With the pictures excluded, retype the records that follow exactly.

| Supplied records |
####################
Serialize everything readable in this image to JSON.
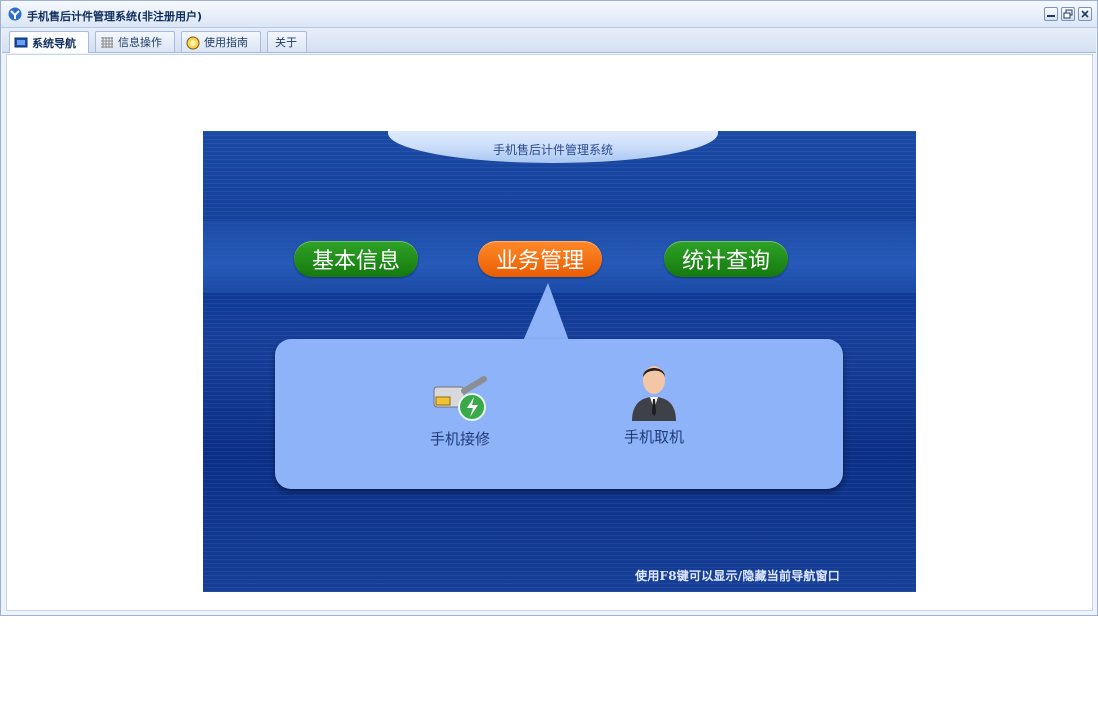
{
  "window": {
    "title": "手机售后计件管理系统(非注册用户)",
    "controls": [
      "minimize-icon",
      "restore-icon",
      "close-icon"
    ]
  },
  "tabs": [
    {
      "label": "系统导航",
      "icon": "monitor-icon",
      "active": true
    },
    {
      "label": "信息操作",
      "icon": "grid-icon",
      "active": false
    },
    {
      "label": "使用指南",
      "icon": "help-bulb-icon",
      "active": false
    },
    {
      "label": "关于",
      "icon": "",
      "active": false
    }
  ],
  "nav": {
    "header_title": "手机售后计件管理系统",
    "categories": [
      {
        "label": "基本信息",
        "color": "#1f8f1a",
        "selected": false
      },
      {
        "label": "业务管理",
        "color": "#f86b12",
        "selected": true
      },
      {
        "label": "统计查询",
        "color": "#1f8f1a",
        "selected": false
      }
    ],
    "features": [
      {
        "label": "手机接修",
        "icon": "network-plug-icon"
      },
      {
        "label": "手机取机",
        "icon": "person-icon"
      }
    ],
    "hint": "使用F8键可以显示/隐藏当前导航窗口"
  }
}
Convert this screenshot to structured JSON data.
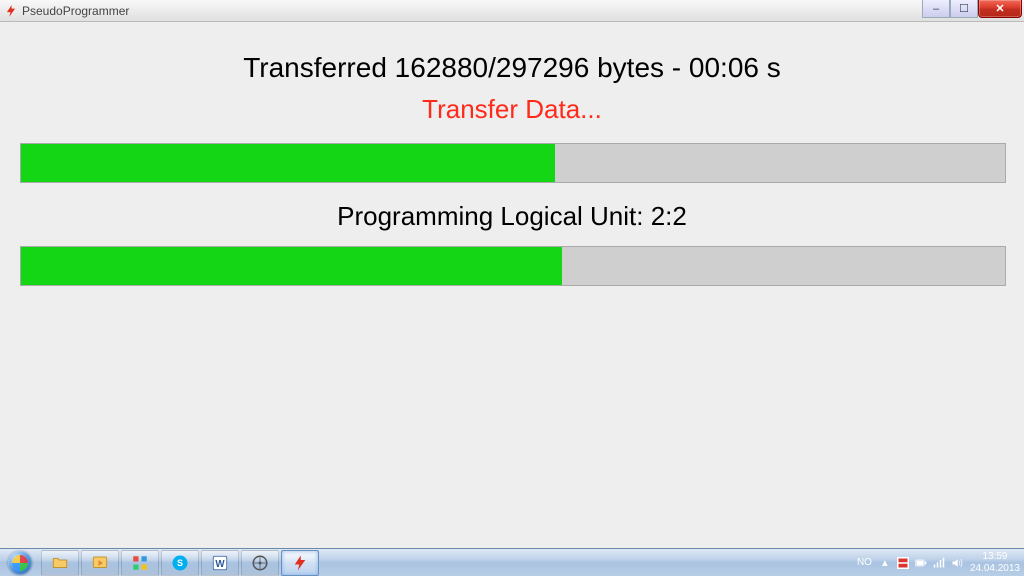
{
  "window": {
    "title": "PseudoProgrammer"
  },
  "main": {
    "transfer_line": "Transferred 162880/297296 bytes - 00:06 s",
    "status_line": "Transfer Data...",
    "logical_line": "Programming Logical Unit: 2:2",
    "progress1_percent": 54.3,
    "progress2_percent": 55.0
  },
  "taskbar": {
    "language": "NO",
    "time": "13:59",
    "date": "24.04.2013"
  }
}
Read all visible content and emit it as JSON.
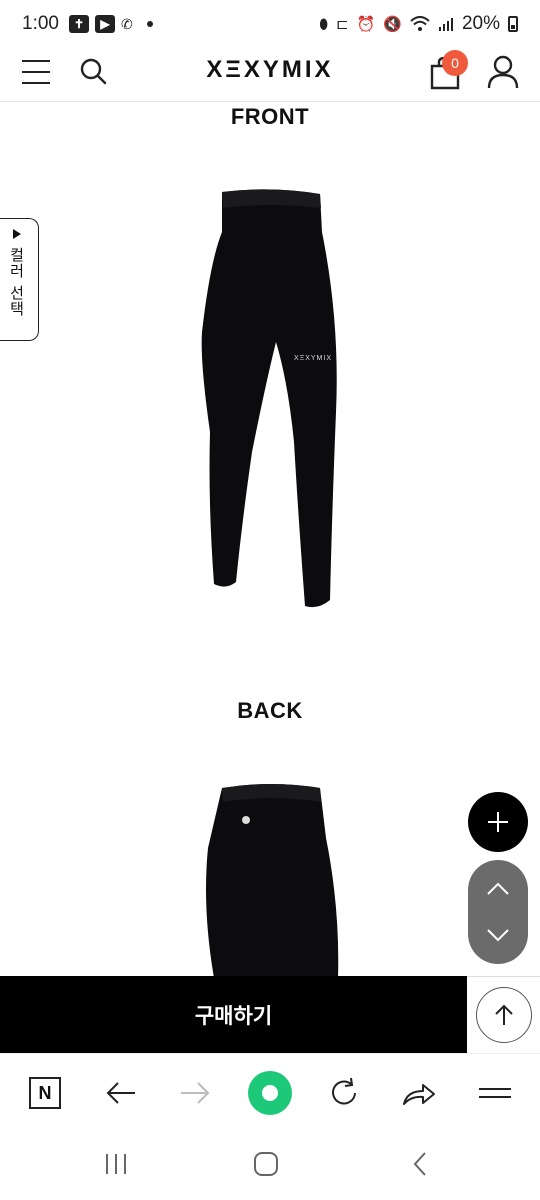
{
  "status_bar": {
    "time": "1:00",
    "battery": "20%"
  },
  "header": {
    "logo": "XΞXYMIX",
    "cart_count": "0"
  },
  "product_images": {
    "front_label": "FRONT",
    "back_label": "BACK"
  },
  "side_tab": {
    "label": "컬러 선택"
  },
  "buy_bar": {
    "buy_label": "구매하기"
  },
  "browser_toolbar": {
    "n_label": "N"
  },
  "colors": {
    "accent": "#f05a3c",
    "browser_green": "#1dc978",
    "fab_gray": "#6b6b6b"
  }
}
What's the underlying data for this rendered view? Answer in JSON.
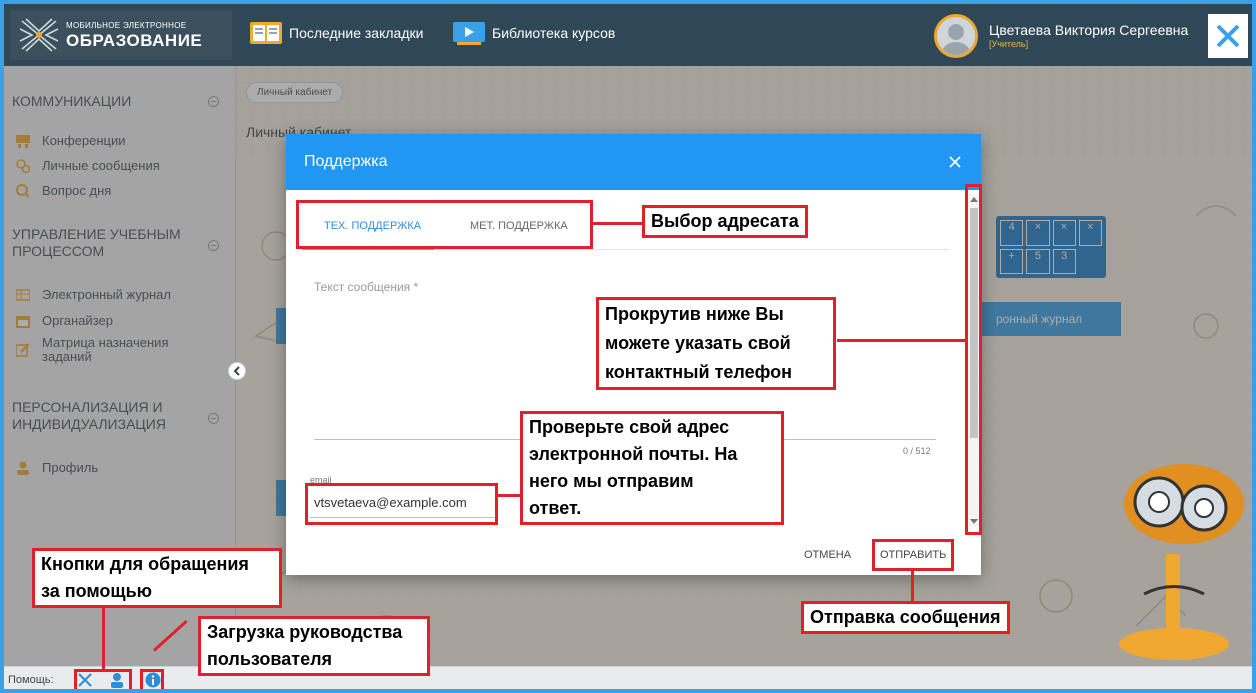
{
  "header": {
    "logo_small": "МОБИЛЬНОЕ ЭЛЕКТРОННОЕ",
    "logo_big": "ОБРАЗОВАНИЕ",
    "nav": [
      "Последние закладки",
      "Библиотека курсов"
    ],
    "user_name": "Цветаева Виктория Сергеевна",
    "user_role": "[Учитель]"
  },
  "sidebar": {
    "sections": [
      {
        "title": "КОММУНИКАЦИИ",
        "items": [
          "Конференции",
          "Личные сообщения",
          "Вопрос дня"
        ]
      },
      {
        "title_lines": [
          "УПРАВЛЕНИЕ УЧЕБНЫМ",
          "ПРОЦЕССОМ"
        ],
        "items": [
          "Электронный журнал",
          "Органайзер",
          "Матрица назначения заданий"
        ]
      },
      {
        "title_lines": [
          "ПЕРСОНАЛИЗАЦИЯ И",
          "ИНДИВИДУАЛИЗАЦИЯ"
        ],
        "items": [
          "Профиль"
        ]
      }
    ],
    "matrix_lines": [
      "Матрица назначения",
      "заданий"
    ]
  },
  "main": {
    "breadcrumb": "Личный кабинет",
    "page_title": "Личный кабинет",
    "tile_label": "ронный журнал",
    "tile_glyphs": [
      "4",
      "×",
      "×",
      "×",
      "+",
      "5",
      "3"
    ]
  },
  "modal": {
    "title": "Поддержка",
    "tabs": [
      "ТЕХ. ПОДДЕРЖКА",
      "МЕТ. ПОДДЕРЖКА"
    ],
    "active_tab": 0,
    "message_placeholder": "Текст сообщения *",
    "counter": "0 / 512",
    "email_label": "email",
    "email_value": "vtsvetaeva@example.com",
    "cancel_label": "ОТМЕНА",
    "send_label": "ОТПРАВИТЬ"
  },
  "footer": {
    "help_label": "Помощь:"
  },
  "annotations": {
    "recipient": "Выбор адресата",
    "scroll": [
      "Прокрутив ниже Вы",
      "можете указать свой",
      "контактный телефон"
    ],
    "email": [
      "Проверьте свой адрес",
      "электронной почты. На",
      "него мы отправим",
      "ответ."
    ],
    "help_buttons": [
      "Кнопки для обращения",
      "за помощью"
    ],
    "manual": [
      "Загрузка руководства",
      "пользователя"
    ],
    "send": "Отправка сообщения"
  },
  "colors": {
    "topbar": "#2f4858",
    "modal_header": "#2196f3",
    "callout_border": "#e0202a",
    "tab_active_underline": "#68c06a",
    "accent": "#2f8fd8"
  }
}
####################
| Response box |
Serialize everything readable in this image to JSON.
{
  "window": {
    "title": "手机售后计件管理系统(非注册用户)",
    "controls": [
      "minimize-icon",
      "restore-icon",
      "close-icon"
    ]
  },
  "tabs": [
    {
      "label": "系统导航",
      "icon": "monitor-icon",
      "active": true
    },
    {
      "label": "信息操作",
      "icon": "grid-icon",
      "active": false
    },
    {
      "label": "使用指南",
      "icon": "help-bulb-icon",
      "active": false
    },
    {
      "label": "关于",
      "icon": "",
      "active": false
    }
  ],
  "nav": {
    "header_title": "手机售后计件管理系统",
    "categories": [
      {
        "label": "基本信息",
        "color": "#1f8f1a",
        "selected": false
      },
      {
        "label": "业务管理",
        "color": "#f86b12",
        "selected": true
      },
      {
        "label": "统计查询",
        "color": "#1f8f1a",
        "selected": false
      }
    ],
    "features": [
      {
        "label": "手机接修",
        "icon": "network-plug-icon"
      },
      {
        "label": "手机取机",
        "icon": "person-icon"
      }
    ],
    "hint": "使用F8键可以显示/隐藏当前导航窗口"
  }
}
Convert this screenshot to structured JSON data.
{
  "window": {
    "title": "PseudoProgrammer"
  },
  "main": {
    "transfer_line": "Transferred 162880/297296 bytes - 00:06 s",
    "status_line": "Transfer Data...",
    "logical_line": "Programming Logical Unit: 2:2",
    "progress1_percent": 54.3,
    "progress2_percent": 55.0
  },
  "taskbar": {
    "language": "NO",
    "time": "13:59",
    "date": "24.04.2013"
  }
}
Read all visible content and emit it as JSON.
{
  "status_bar": {
    "time": "1:00",
    "battery": "20%"
  },
  "header": {
    "logo": "XΞXYMIX",
    "cart_count": "0"
  },
  "product_images": {
    "front_label": "FRONT",
    "back_label": "BACK"
  },
  "side_tab": {
    "label": "컬러 선택"
  },
  "buy_bar": {
    "buy_label": "구매하기"
  },
  "browser_toolbar": {
    "n_label": "N"
  },
  "colors": {
    "accent": "#f05a3c",
    "browser_green": "#1dc978",
    "fab_gray": "#6b6b6b"
  }
}
What's the underlying data for this rendered view? Answer in JSON.
{
  "header": {
    "logo_small": "МОБИЛЬНОЕ ЭЛЕКТРОННОЕ",
    "logo_big": "ОБРАЗОВАНИЕ",
    "nav": [
      "Последние закладки",
      "Библиотека курсов"
    ],
    "user_name": "Цветаева Виктория Сергеевна",
    "user_role": "[Учитель]"
  },
  "sidebar": {
    "sections": [
      {
        "title": "КОММУНИКАЦИИ",
        "items": [
          "Конференции",
          "Личные сообщения",
          "Вопрос дня"
        ]
      },
      {
        "title_lines": [
          "УПРАВЛЕНИЕ УЧЕБНЫМ",
          "ПРОЦЕССОМ"
        ],
        "items": [
          "Электронный журнал",
          "Органайзер",
          "Матрица назначения заданий"
        ]
      },
      {
        "title_lines": [
          "ПЕРСОНАЛИЗАЦИЯ И",
          "ИНДИВИДУАЛИЗАЦИЯ"
        ],
        "items": [
          "Профиль"
        ]
      }
    ],
    "matrix_lines": [
      "Матрица назначения",
      "заданий"
    ]
  },
  "main": {
    "breadcrumb": "Личный кабинет",
    "page_title": "Личный кабинет",
    "tile_label": "ронный журнал",
    "tile_glyphs": [
      "4",
      "×",
      "×",
      "×",
      "+",
      "5",
      "3"
    ]
  },
  "modal": {
    "title": "Поддержка",
    "tabs": [
      "ТЕХ. ПОДДЕРЖКА",
      "МЕТ. ПОДДЕРЖКА"
    ],
    "active_tab": 0,
    "message_placeholder": "Текст сообщения *",
    "counter": "0 / 512",
    "email_label": "email",
    "email_value": "vtsvetaeva@example.com",
    "cancel_label": "ОТМЕНА",
    "send_label": "ОТПРАВИТЬ"
  },
  "footer": {
    "help_label": "Помощь:"
  },
  "annotations": {
    "recipient": "Выбор адресата",
    "scroll": [
      "Прокрутив ниже Вы",
      "можете указать свой",
      "контактный телефон"
    ],
    "email": [
      "Проверьте свой адрес",
      "электронной почты. На",
      "него мы отправим",
      "ответ."
    ],
    "help_buttons": [
      "Кнопки для обращения",
      "за помощью"
    ],
    "manual": [
      "Загрузка руководства",
      "пользователя"
    ],
    "send": "Отправка сообщения"
  },
  "colors": {
    "topbar": "#2f4858",
    "modal_header": "#2196f3",
    "callout_border": "#e0202a",
    "tab_active_underline": "#68c06a",
    "accent": "#2f8fd8"
  }
}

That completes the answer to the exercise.